Work through the data and say how many lines contain "chevron". The number alone is the answer.

____ SUPPLIED DATA

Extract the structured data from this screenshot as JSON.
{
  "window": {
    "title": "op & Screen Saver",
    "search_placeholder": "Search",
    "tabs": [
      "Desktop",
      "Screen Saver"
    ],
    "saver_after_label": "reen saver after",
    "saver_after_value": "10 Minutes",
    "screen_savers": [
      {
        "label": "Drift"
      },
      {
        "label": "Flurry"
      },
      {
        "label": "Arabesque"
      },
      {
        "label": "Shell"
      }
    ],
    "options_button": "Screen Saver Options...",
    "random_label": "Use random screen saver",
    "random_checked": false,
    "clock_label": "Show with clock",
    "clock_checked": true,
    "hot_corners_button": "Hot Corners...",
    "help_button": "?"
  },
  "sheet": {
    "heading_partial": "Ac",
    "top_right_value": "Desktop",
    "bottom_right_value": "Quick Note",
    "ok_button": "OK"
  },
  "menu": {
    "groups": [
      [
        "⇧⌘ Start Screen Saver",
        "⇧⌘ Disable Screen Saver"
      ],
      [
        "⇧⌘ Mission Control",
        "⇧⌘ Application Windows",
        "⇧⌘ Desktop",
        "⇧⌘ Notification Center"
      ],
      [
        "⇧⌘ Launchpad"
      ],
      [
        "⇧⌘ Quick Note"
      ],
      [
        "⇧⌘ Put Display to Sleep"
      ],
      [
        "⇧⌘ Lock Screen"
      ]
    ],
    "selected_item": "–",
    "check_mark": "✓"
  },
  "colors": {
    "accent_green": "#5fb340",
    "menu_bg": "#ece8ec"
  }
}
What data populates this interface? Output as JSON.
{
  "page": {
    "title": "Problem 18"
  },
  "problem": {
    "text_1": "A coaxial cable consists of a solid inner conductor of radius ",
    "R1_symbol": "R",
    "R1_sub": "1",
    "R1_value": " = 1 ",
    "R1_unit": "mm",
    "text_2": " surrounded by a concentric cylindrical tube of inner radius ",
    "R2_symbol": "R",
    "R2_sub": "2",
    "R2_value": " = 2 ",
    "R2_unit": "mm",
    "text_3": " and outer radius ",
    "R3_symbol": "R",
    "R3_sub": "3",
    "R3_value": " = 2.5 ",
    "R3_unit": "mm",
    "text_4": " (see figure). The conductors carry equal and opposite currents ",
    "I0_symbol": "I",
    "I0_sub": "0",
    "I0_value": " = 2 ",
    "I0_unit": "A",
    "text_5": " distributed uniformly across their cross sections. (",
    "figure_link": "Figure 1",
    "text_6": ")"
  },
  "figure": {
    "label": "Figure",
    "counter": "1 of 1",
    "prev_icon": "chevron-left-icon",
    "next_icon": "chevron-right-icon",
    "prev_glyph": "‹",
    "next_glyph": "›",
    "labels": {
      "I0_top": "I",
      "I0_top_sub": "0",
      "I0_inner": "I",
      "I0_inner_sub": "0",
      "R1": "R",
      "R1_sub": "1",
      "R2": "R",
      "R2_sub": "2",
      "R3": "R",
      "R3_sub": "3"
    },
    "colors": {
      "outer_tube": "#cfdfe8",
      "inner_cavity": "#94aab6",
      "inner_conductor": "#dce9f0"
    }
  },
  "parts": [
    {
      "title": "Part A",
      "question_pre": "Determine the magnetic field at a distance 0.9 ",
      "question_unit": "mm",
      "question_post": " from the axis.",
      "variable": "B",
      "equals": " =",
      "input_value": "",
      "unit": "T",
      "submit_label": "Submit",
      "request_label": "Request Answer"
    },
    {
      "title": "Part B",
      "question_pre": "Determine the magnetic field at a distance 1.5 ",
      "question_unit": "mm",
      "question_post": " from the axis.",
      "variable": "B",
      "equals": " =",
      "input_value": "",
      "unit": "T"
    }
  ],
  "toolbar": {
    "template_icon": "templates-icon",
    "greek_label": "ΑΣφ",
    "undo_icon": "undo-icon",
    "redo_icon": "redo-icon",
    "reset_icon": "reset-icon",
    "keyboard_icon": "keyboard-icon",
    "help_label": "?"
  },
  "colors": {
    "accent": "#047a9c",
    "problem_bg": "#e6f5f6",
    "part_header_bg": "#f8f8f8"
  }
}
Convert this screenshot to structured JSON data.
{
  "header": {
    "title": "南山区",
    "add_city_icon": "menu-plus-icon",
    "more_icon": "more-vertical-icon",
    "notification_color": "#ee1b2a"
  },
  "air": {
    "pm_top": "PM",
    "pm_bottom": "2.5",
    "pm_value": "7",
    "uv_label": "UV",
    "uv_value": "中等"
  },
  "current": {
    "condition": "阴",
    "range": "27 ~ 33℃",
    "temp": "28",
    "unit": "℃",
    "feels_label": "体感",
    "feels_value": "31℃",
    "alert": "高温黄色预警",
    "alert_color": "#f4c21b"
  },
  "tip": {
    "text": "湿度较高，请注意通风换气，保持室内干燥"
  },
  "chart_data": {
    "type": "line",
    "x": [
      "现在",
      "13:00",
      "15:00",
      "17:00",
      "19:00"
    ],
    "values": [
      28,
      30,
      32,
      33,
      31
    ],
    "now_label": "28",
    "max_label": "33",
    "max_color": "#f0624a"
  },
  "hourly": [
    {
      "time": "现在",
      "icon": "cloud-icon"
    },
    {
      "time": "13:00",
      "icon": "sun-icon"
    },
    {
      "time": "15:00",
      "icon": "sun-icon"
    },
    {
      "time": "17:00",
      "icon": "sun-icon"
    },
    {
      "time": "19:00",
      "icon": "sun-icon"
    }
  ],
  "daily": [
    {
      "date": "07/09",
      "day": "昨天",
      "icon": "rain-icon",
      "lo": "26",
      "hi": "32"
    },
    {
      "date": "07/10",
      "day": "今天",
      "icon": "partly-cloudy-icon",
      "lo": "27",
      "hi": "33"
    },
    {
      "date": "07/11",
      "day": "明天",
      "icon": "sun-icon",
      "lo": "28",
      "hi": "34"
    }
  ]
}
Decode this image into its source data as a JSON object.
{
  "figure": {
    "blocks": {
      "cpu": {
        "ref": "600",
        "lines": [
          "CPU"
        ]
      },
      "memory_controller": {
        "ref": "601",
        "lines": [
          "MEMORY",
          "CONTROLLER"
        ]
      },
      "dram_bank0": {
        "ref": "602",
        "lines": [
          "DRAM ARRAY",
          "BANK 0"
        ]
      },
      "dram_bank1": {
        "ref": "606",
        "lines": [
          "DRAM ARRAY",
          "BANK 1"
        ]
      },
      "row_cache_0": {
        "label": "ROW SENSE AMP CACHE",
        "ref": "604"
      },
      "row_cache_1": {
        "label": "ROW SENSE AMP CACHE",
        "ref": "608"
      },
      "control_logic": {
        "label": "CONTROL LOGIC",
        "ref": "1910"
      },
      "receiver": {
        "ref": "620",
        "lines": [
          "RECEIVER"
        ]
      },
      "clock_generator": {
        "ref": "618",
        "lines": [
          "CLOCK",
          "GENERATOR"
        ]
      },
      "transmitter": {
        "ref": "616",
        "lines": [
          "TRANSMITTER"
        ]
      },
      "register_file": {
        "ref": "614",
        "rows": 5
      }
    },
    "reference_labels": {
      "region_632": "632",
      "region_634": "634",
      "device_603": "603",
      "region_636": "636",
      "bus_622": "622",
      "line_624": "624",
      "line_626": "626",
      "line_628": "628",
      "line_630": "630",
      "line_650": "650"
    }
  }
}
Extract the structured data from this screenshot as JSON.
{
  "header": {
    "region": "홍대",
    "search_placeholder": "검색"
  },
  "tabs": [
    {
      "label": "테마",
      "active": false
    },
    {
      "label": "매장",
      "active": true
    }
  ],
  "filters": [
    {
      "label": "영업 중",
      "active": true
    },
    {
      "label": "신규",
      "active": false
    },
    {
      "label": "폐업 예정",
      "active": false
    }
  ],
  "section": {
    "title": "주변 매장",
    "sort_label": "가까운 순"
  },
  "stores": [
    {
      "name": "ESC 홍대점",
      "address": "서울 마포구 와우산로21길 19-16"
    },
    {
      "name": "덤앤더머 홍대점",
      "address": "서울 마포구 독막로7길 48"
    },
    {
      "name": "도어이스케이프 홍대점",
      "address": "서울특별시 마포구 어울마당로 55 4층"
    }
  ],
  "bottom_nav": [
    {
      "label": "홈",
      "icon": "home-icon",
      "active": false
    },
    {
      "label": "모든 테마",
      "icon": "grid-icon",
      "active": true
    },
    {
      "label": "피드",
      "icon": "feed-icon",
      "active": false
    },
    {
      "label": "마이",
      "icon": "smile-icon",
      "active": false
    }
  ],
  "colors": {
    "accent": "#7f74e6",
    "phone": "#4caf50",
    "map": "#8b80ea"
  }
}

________

EXERCISE RESPONSE —
2